How Does a Christian Funeral Work?

Posted: 10/10/2017

Just as cultures and religious practices differ, as do the traditions for the funeral services. For a bit of context about the beliefs to do with life and death, Christianity teaches that once a person has passed away, there life on earth ends and they will be judged by God in order to continue on into either heaven or hell. The righteous, of course, go to heaven and those who are considered sinners go to hell. Hell is considered the ultimate separation from the love of God.

In Christianity, a funeral is held to give thanks to all the family and friends who guided to deceased through their life on earth and gives thanks to God for giving them life.

Nevertheless, funerals can vary slightly according to the denomination of Christianity being observed. However, there are not too many significant differences between the services and teachings.

Late Rites

Before a person’s death, it is traditional for a priest or minister to stay by their bedside and pray with them and help them prepare for their death (new life in with God).

In Roman Catholicism, a priest will also anoint a person with holy oil to prepare them for death.

When a person who has passed away is placed into a coffin, sometimes the casket is left open for relatives to say their final goodbyes and pray over the body. The coffin will then be taken into the church or chapel and the priest will recite from the Bible. The priest will also say a few words about the person to comfort the mourners and says more prayers that encourage the soul to be accepted into the gates of heaven.

In the Roman Catholic church, there is actually a special Eucharist named the Requiem Mass in which prayers are said for the person who has passed’s soul.

The order of the service


The service at a Christian funeral tends to follow a very clear structure. The service will be taken by a priest or a minister. The main focus of a Christian funeral service is moving the soul from earth into heaven, this is represented by the structure of the service.

The Gathering

 The coffin will be received by the minister or priest at the door and will lead it and the mourners into the service. Then the minister will recite: “’’I am the resurrection and the life. He who believes in me will live, even though he dies,’ says the Lord” (John 11:25), “For I am convinced that neither death nor life, neither angels nor demons, neither the present nor the future, nor any powers, neither height nor depth, nor anything else in all creation, will be able to separate us from the love of God that is in Christ Jesus our Lord.” (Romans 8:38+9) and “Blessed are those who mourn, for they will be comforted.” (Matthew 5:4).

Readings and Sermons

Some more readings from the bible will be said, family and friends can partake in these as well. Psalms and hymns may follow the readings, and then a sermon is preached by the minister. A traditional Psalm that is read is ‘The Lord is my Shepard’ which is considered comforting as t speaks of God being with us throughout all of our life on earth and our life with him in heaven and in the grief of those gone.

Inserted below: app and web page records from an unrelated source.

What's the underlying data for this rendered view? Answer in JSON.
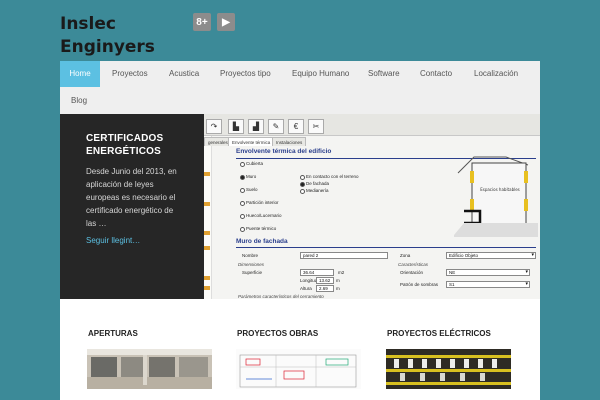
{
  "site": {
    "title_line1": "Inslec",
    "title_line2": "Enginyers"
  },
  "social": [
    {
      "icon": "google-plus-icon",
      "glyph": "8+"
    },
    {
      "icon": "youtube-icon",
      "glyph": "▶"
    }
  ],
  "nav": {
    "items": [
      "Home",
      "Proyectos",
      "Acustica",
      "Proyectos tipo",
      "Equipo Humano",
      "Software",
      "Contacto",
      "Localización",
      "Blog"
    ],
    "active": "Home"
  },
  "hero": {
    "title": "CERTIFICADOS ENERGÉTICOS",
    "text": "Desde Junio del 2013, en aplicación de leyes europeas es necesario el certificado energético de las …",
    "link": "Seguir llegint…"
  },
  "software": {
    "tabs": [
      "generales",
      "Envolvente térmica",
      "Instalaciones"
    ],
    "section_title": "Envolvente térmica del edificio",
    "radio_col1": [
      "Cubierta",
      "Muro",
      "Suelo",
      "Partición interior",
      "Hueco/Lucernario",
      "Puente térmico"
    ],
    "radio_col2": [
      "En contacto con el terreno",
      "De fachada",
      "Medianería"
    ],
    "diagram_label": "Espacios habitables",
    "section2_title": "Muro de fachada",
    "nombre_label": "Nombre",
    "nombre_value": "pared 2",
    "zona_label": "Zona",
    "zona_value": "Edificio Objeto",
    "dimensiones_label": "Dimensiones",
    "superficie_label": "Superficie",
    "superficie_value": "36.64",
    "superficie_unit": "m2",
    "longitud_label": "Longitud",
    "longitud_value": "13.62",
    "altura_label": "Altura",
    "altura_value": "2.69",
    "caracteristicas_label": "Características",
    "orientacion_label": "Orientación",
    "orientacion_value": "NE",
    "patron_label": "Patrón de sombras",
    "patron_value": "S1",
    "footer_text": "Parámetros característicos del cerramiento"
  },
  "columns": [
    {
      "title": "APERTURAS"
    },
    {
      "title": "PROYECTOS OBRAS"
    },
    {
      "title": "PROYECTOS ELÉCTRICOS"
    }
  ]
}
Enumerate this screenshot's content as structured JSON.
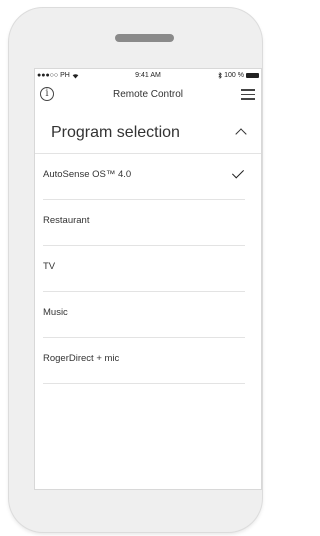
{
  "status_bar": {
    "carrier": "●●●○○ PH",
    "wifi_icon": "wifi-icon",
    "time": "9:41 AM",
    "bluetooth_icon": "bluetooth-icon",
    "battery_text": "100 %"
  },
  "nav": {
    "title": "Remote Control",
    "info_icon": "info-icon",
    "info_glyph": "i",
    "menu_icon": "hamburger-menu-icon"
  },
  "section": {
    "title": "Program selection",
    "expanded": true
  },
  "programs": [
    {
      "label": "AutoSense OS™ 4.0",
      "selected": true
    },
    {
      "label": "Restaurant",
      "selected": false
    },
    {
      "label": "TV",
      "selected": false
    },
    {
      "label": "Music",
      "selected": false
    },
    {
      "label": "RogerDirect + mic",
      "selected": false
    }
  ]
}
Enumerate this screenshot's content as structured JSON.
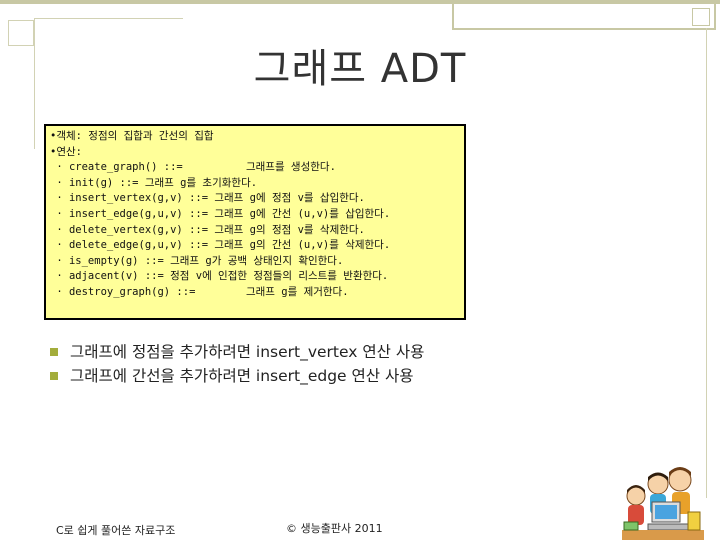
{
  "title": "그래프 ADT",
  "code_lines": [
    "•객체: 정점의 집합과 간선의 집합",
    "•연산:",
    " · create_graph() ::=          그래프를 생성한다.",
    " · init(g) ::= 그래프 g를 초기화한다.",
    " · insert_vertex(g,v) ::= 그래프 g에 정점 v를 삽입한다.",
    " · insert_edge(g,u,v) ::= 그래프 g에 간선 (u,v)를 삽입한다.",
    " · delete_vertex(g,v) ::= 그래프 g의 정점 v를 삭제한다.",
    " · delete_edge(g,u,v) ::= 그래프 g의 간선 (u,v)를 삭제한다.",
    " · is_empty(g) ::= 그래프 g가 공백 상태인지 확인한다.",
    " · adjacent(v) ::= 정점 v에 인접한 정점들의 리스트를 반환한다.",
    " · destroy_graph(g) ::=        그래프 g를 제거한다."
  ],
  "bullets": [
    "그래프에 정점을 추가하려면 insert_vertex 연산 사용",
    "그래프에 간선을 추가하려면 insert_edge 연산 사용"
  ],
  "footer": {
    "left": "C로 쉽게 풀어쓴 자료구조",
    "center": "© 생능출판사 2011"
  },
  "colors": {
    "code_background": "#ffff99",
    "bullet_marker": "#a3ad3c",
    "decor": "#c8c8a4"
  },
  "icons": {
    "illustration": "children-with-computer-icon"
  }
}
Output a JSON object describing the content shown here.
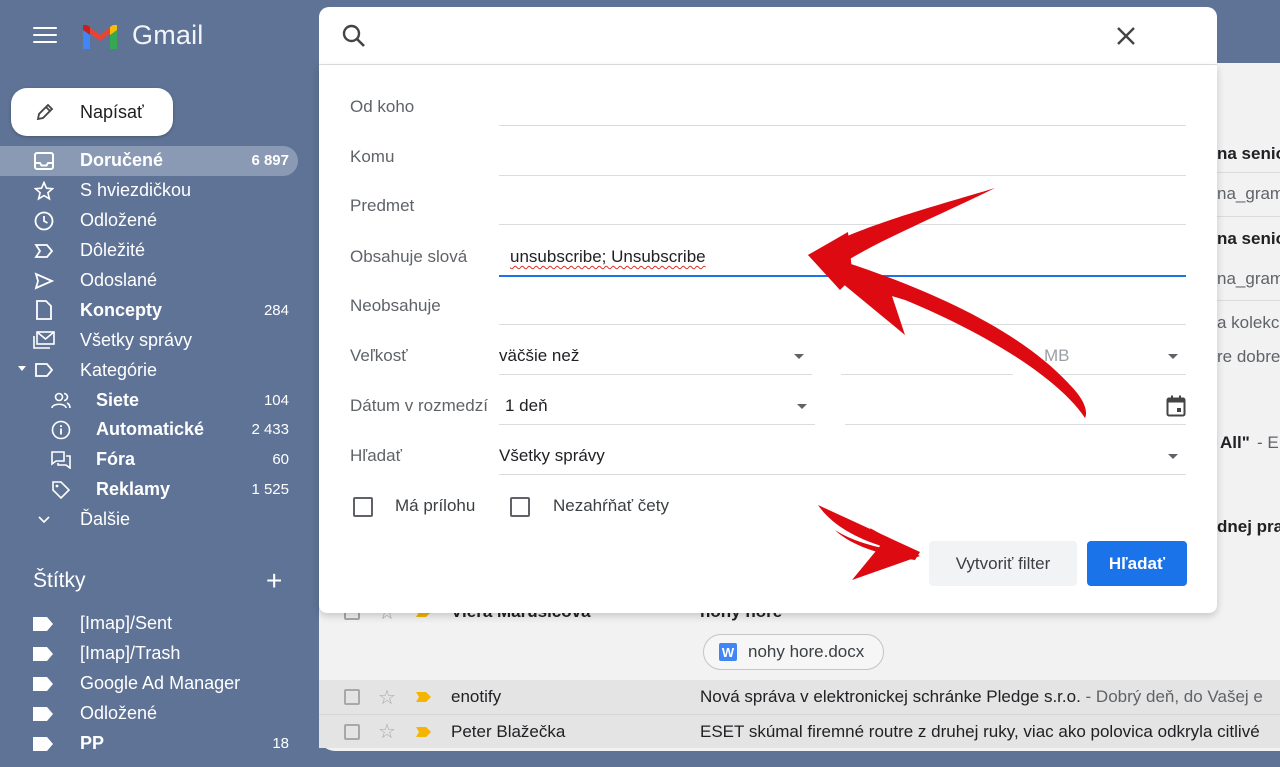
{
  "app": {
    "logo_text": "Gmail"
  },
  "compose": {
    "label": "Napísať"
  },
  "nav": [
    {
      "label": "Doručené",
      "count": "6 897",
      "icon": "inbox-icon"
    },
    {
      "label": "S hviezdičkou",
      "count": "",
      "icon": "star-icon"
    },
    {
      "label": "Odložené",
      "count": "",
      "icon": "clock-icon"
    },
    {
      "label": "Dôležité",
      "count": "",
      "icon": "important-icon"
    },
    {
      "label": "Odoslané",
      "count": "",
      "icon": "send-icon"
    },
    {
      "label": "Koncepty",
      "count": "284",
      "icon": "draft-icon"
    },
    {
      "label": "Všetky správy",
      "count": "",
      "icon": "all-mail-icon"
    },
    {
      "label": "Kategórie",
      "count": "",
      "icon": "category-icon"
    },
    {
      "label": "Siete",
      "count": "104",
      "icon": "social-icon"
    },
    {
      "label": "Automatické",
      "count": "2 433",
      "icon": "info-icon"
    },
    {
      "label": "Fóra",
      "count": "60",
      "icon": "forum-icon"
    },
    {
      "label": "Reklamy",
      "count": "1 525",
      "icon": "promo-tag-icon"
    },
    {
      "label": "Ďalšie",
      "count": "",
      "icon": "chevron-down-icon"
    }
  ],
  "labels_section": {
    "title": "Štítky",
    "add": "+"
  },
  "labels": [
    {
      "label": "[Imap]/Sent",
      "count": ""
    },
    {
      "label": "[Imap]/Trash",
      "count": ""
    },
    {
      "label": "Google Ad Manager",
      "count": ""
    },
    {
      "label": "Odložené",
      "count": ""
    },
    {
      "label": "PP",
      "count": "18"
    }
  ],
  "search": {
    "fields": {
      "from": "Od koho",
      "to": "Komu",
      "subject": "Predmet",
      "has_words": "Obsahuje slová",
      "has_words_value": "unsubscribe; Unsubscribe",
      "doesnt_have": "Neobsahuje",
      "size": "Veľkosť",
      "size_op": "väčšie než",
      "size_unit": "MB",
      "date": "Dátum v rozmedzí",
      "date_range": "1 deň",
      "search_in": "Hľadať",
      "search_in_value": "Všetky správy"
    },
    "has_attachment": "Má prílohu",
    "exclude_chats": "Nezahŕňať čety",
    "create_filter": "Vytvoriť filter",
    "search_button": "Hľadať"
  },
  "background_fragments": [
    "na senio",
    "na_gram",
    "na senio",
    "na_gram",
    "a kolekci",
    "re dobre",
    "All\"",
    "- EF",
    "dnej pra"
  ],
  "mail": {
    "partial_row": {
      "sender": "Viera Marušicová",
      "subject": "nohy hore"
    },
    "attachment": "nohy hore.docx",
    "rows": [
      {
        "sender": "enotify",
        "subject": "Nová správa v elektronickej schránke Pledge s.r.o.",
        "snippet": " - Dobrý deň, do Vašej e"
      },
      {
        "sender": "Peter Blažečka",
        "subject": "ESET skúmal firemné routre z druhej ruky, viac ako polovica odkryla citlivé",
        "snippet": ""
      }
    ]
  }
}
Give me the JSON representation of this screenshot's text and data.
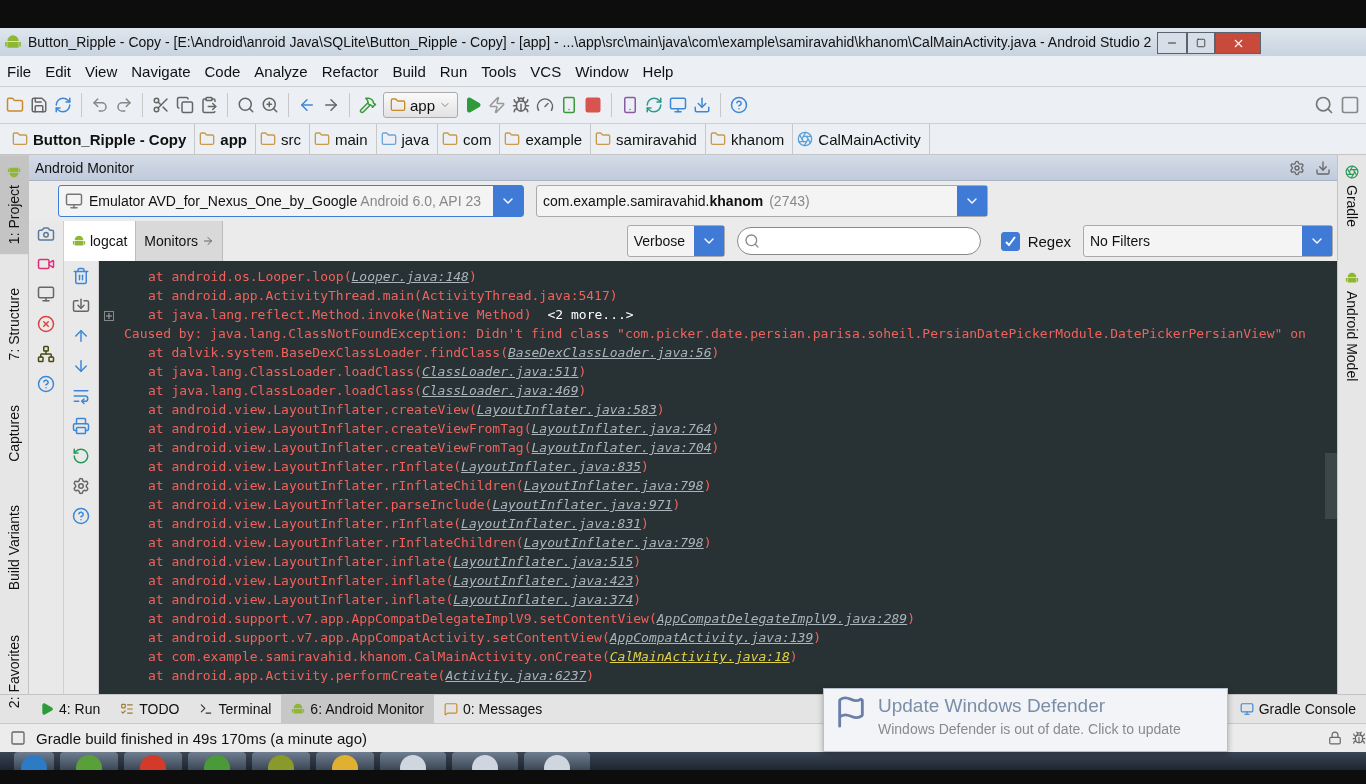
{
  "window": {
    "title": "Button_Ripple - Copy - [E:\\Android\\anroid Java\\SQLite\\Button_Ripple - Copy] - [app] - ...\\app\\src\\main\\java\\com\\example\\samiravahid\\khanom\\CalMainActivity.java - Android Studio 2"
  },
  "menu": [
    "File",
    "Edit",
    "View",
    "Navigate",
    "Code",
    "Analyze",
    "Refactor",
    "Build",
    "Run",
    "Tools",
    "VCS",
    "Window",
    "Help"
  ],
  "toolbar": {
    "run_config": "app"
  },
  "breadcrumbs": [
    {
      "label": "Button_Ripple - Copy",
      "kind": "module"
    },
    {
      "label": "app",
      "kind": "module"
    },
    {
      "label": "src",
      "kind": "folder"
    },
    {
      "label": "main",
      "kind": "folder"
    },
    {
      "label": "java",
      "kind": "source"
    },
    {
      "label": "com",
      "kind": "package"
    },
    {
      "label": "example",
      "kind": "package"
    },
    {
      "label": "samiravahid",
      "kind": "package"
    },
    {
      "label": "khanom",
      "kind": "package"
    },
    {
      "label": "CalMainActivity",
      "kind": "class"
    }
  ],
  "left_tool_tabs": [
    {
      "label": "1: Project",
      "selected": true
    },
    {
      "label": "7: Structure",
      "selected": false
    },
    {
      "label": "Captures",
      "selected": false
    },
    {
      "label": "Build Variants",
      "selected": false
    },
    {
      "label": "2: Favorites",
      "selected": false
    }
  ],
  "right_tool_tabs": [
    {
      "label": "Gradle"
    },
    {
      "label": "Android Model"
    }
  ],
  "monitor": {
    "title": "Android Monitor",
    "device": {
      "name": "Emulator AVD_for_Nexus_One_by_Google",
      "detail": "Android 6.0, API 23"
    },
    "process": {
      "name": "com.example.samiravahid.**khanom**",
      "pid": "(2743)"
    },
    "tabs": [
      {
        "label": "logcat",
        "selected": true
      },
      {
        "label": "Monitors",
        "selected": false
      }
    ],
    "level": "Verbose",
    "regex": {
      "label": "Regex",
      "checked": true
    },
    "filter": "No Filters",
    "log": [
      {
        "kind": "frame",
        "text": "at android.os.Looper.loop(",
        "link": "Looper.java:148",
        "end": ")"
      },
      {
        "kind": "frame",
        "text": "at android.app.ActivityThread.main(ActivityThread.java:5417)"
      },
      {
        "kind": "frame",
        "text": "at java.lang.reflect.Method.invoke(Native Method)",
        "more": "<2 more...>",
        "folded": true
      },
      {
        "kind": "cause",
        "text": "Caused by: java.lang.ClassNotFoundException: Didn't find class \"com.picker.date.persian.parisa.soheil.PersianDatePickerModule.DatePickerPersianView\" on"
      },
      {
        "kind": "frame",
        "text": "at dalvik.system.BaseDexClassLoader.findClass(",
        "link": "BaseDexClassLoader.java:56",
        "end": ")"
      },
      {
        "kind": "frame",
        "text": "at java.lang.ClassLoader.loadClass(",
        "link": "ClassLoader.java:511",
        "end": ")"
      },
      {
        "kind": "frame",
        "text": "at java.lang.ClassLoader.loadClass(",
        "link": "ClassLoader.java:469",
        "end": ")"
      },
      {
        "kind": "frame",
        "text": "at android.view.LayoutInflater.createView(",
        "link": "LayoutInflater.java:583",
        "end": ")"
      },
      {
        "kind": "frame",
        "text": "at android.view.LayoutInflater.createViewFromTag(",
        "link": "LayoutInflater.java:764",
        "end": ")"
      },
      {
        "kind": "frame",
        "text": "at android.view.LayoutInflater.createViewFromTag(",
        "link": "LayoutInflater.java:704",
        "end": ")"
      },
      {
        "kind": "frame",
        "text": "at android.view.LayoutInflater.rInflate(",
        "link": "LayoutInflater.java:835",
        "end": ")"
      },
      {
        "kind": "frame",
        "text": "at android.view.LayoutInflater.rInflateChildren(",
        "link": "LayoutInflater.java:798",
        "end": ")"
      },
      {
        "kind": "frame",
        "text": "at android.view.LayoutInflater.parseInclude(",
        "link": "LayoutInflater.java:971",
        "end": ")"
      },
      {
        "kind": "frame",
        "text": "at android.view.LayoutInflater.rInflate(",
        "link": "LayoutInflater.java:831",
        "end": ")"
      },
      {
        "kind": "frame",
        "text": "at android.view.LayoutInflater.rInflateChildren(",
        "link": "LayoutInflater.java:798",
        "end": ")"
      },
      {
        "kind": "frame",
        "text": "at android.view.LayoutInflater.inflate(",
        "link": "LayoutInflater.java:515",
        "end": ")"
      },
      {
        "kind": "frame",
        "text": "at android.view.LayoutInflater.inflate(",
        "link": "LayoutInflater.java:423",
        "end": ")"
      },
      {
        "kind": "frame",
        "text": "at android.view.LayoutInflater.inflate(",
        "link": "LayoutInflater.java:374",
        "end": ")"
      },
      {
        "kind": "frame",
        "text": "at android.support.v7.app.AppCompatDelegateImplV9.setContentView(",
        "link": "AppCompatDelegateImplV9.java:289",
        "end": ")"
      },
      {
        "kind": "frame",
        "text": "at android.support.v7.app.AppCompatActivity.setContentView(",
        "link": "AppCompatActivity.java:139",
        "end": ")"
      },
      {
        "kind": "frame",
        "text": "at com.example.samiravahid.khanom.CalMainActivity.onCreate(",
        "link": "CalMainActivity.java:18",
        "end": ")",
        "project": true
      },
      {
        "kind": "frame",
        "text": "at android.app.Activity.performCreate(",
        "link": "Activity.java:6237",
        "end": ")"
      }
    ]
  },
  "bottom_tool_tabs": [
    {
      "label": "4: Run",
      "selected": false
    },
    {
      "label": "TODO",
      "selected": false
    },
    {
      "label": "Terminal",
      "selected": false
    },
    {
      "label": "6: Android Monitor",
      "selected": true
    },
    {
      "label": "0: Messages",
      "selected": false
    }
  ],
  "bottom_right_tabs": [
    {
      "label": "Gradle Console"
    }
  ],
  "status_bar": {
    "message": "Gradle build finished in 49s 170ms (a minute ago)"
  },
  "notification": {
    "title": "Update Windows Defender",
    "body": "Windows Defender is out of date. Click to update"
  }
}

Next is a section of the funeral dedicated to prayers. The sequence of prayers usually follows this pattern:

  • Thanksgiving for the life of the one who has departed
  • A prayer dedicated to those who are mourning
  • Prayers of Penitence
  • Prayer for readiness to live in the light of eternity in the kingdom of Heaven with Christ.

The prayers recall the promise of resurrection come the return of the Messiah, Jesus Christ, known as the second coming.

The prayers tend to conclude with the Lord’s Prayer.

The Burial or Cremation

It is traditional in Christianity for the funeral to end with the burial or either the coffin or the ashes the following cremation depending on which one a person chose. If cremation is the preferred method of dealing with the body, a person’s ashes are typically scattered in the holy ground of the churchyard or in the crematorium’s Garden of Remembrance. The ashes may also be buried a few days following the funeral with its own brief service.

There are no commandments in Christianity that forbid either traditional burial or cremation. In the past and other, older religions, such as Judaism, cremation is not approved of as it is believed that cremation means that a person cannot be resurrected o the Day of Judgement. The Apostle’s Creed states “I believe in…the resurrection of the body”.  However, Christians adhere to St Pauls teaching that, “On earth, it is a physical body but in heaven, it will be a spiritual body”.

At the crematorium, more prayers are said and the coffin is taken to be cremated. Once completed, the ashes are returned to the relatives and loved ones to be buried or scattered in a chosen location.

Alternatively, at a burial site the body is lowered into a grave in a cemetery to then be covered with earth, all of this witnessed by the mourners. A gravestone will later be placed on top, marking the spot and giving some details of a person’s life.

Either way, at both services the priest or minister will recite “We commit this body to the ground, earth to earth, ashes to ashes, dust to dust”. This is supposed to evoke a reminder to the witnesses that we are all human and made by God in his image.

Given the expense of a funeral or cremation, we are pleased to help your compare funeral plans to save money long-term.


It is extremely common for people to send flowers to the mourners of the deceased. The flowers are meant to represent the beauty of the world in which the person is going to enter (Heaven).

Both at the funeral service and in the home, candles are lit to remind fellow Christians that Jesus was the light of the world and to welcome his presence. Thanks to Jesus, all Christians can be saved from worldly sins and go to heaven.